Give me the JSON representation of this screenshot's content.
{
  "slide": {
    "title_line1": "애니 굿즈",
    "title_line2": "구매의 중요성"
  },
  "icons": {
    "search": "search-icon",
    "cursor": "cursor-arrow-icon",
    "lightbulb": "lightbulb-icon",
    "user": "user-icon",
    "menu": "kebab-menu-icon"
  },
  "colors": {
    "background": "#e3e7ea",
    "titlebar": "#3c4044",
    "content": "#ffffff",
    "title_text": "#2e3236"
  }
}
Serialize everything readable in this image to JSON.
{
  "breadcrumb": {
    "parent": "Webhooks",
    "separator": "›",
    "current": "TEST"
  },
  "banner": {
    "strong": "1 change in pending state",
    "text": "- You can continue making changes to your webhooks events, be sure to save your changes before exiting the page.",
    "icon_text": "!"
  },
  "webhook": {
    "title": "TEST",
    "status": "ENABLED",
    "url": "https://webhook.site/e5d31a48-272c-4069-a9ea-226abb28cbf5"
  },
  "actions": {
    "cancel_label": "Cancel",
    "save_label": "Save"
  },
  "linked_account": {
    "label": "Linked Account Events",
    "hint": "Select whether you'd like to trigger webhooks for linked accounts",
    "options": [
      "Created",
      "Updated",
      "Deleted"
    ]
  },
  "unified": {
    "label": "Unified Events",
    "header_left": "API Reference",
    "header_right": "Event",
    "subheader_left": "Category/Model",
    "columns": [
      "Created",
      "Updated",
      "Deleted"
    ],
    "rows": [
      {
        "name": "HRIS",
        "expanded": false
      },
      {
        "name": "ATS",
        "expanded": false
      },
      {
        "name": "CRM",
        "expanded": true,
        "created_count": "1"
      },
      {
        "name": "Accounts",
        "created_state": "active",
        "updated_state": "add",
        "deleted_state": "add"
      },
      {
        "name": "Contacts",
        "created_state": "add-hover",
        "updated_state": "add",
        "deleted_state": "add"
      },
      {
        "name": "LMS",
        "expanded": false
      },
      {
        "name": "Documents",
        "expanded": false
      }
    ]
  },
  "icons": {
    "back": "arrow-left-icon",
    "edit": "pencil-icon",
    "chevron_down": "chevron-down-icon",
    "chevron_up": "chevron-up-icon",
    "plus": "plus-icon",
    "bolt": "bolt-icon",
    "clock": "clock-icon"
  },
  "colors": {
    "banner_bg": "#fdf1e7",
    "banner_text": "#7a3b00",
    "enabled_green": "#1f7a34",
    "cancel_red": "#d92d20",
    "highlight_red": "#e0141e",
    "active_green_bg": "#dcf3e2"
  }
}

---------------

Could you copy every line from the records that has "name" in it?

        "name": "HRIS",
        "name": "ATS",
        "name": "CRM",
        "name": "Accounts",
        "name": "Contacts",
        "name": "LMS",
        "name": "Documents",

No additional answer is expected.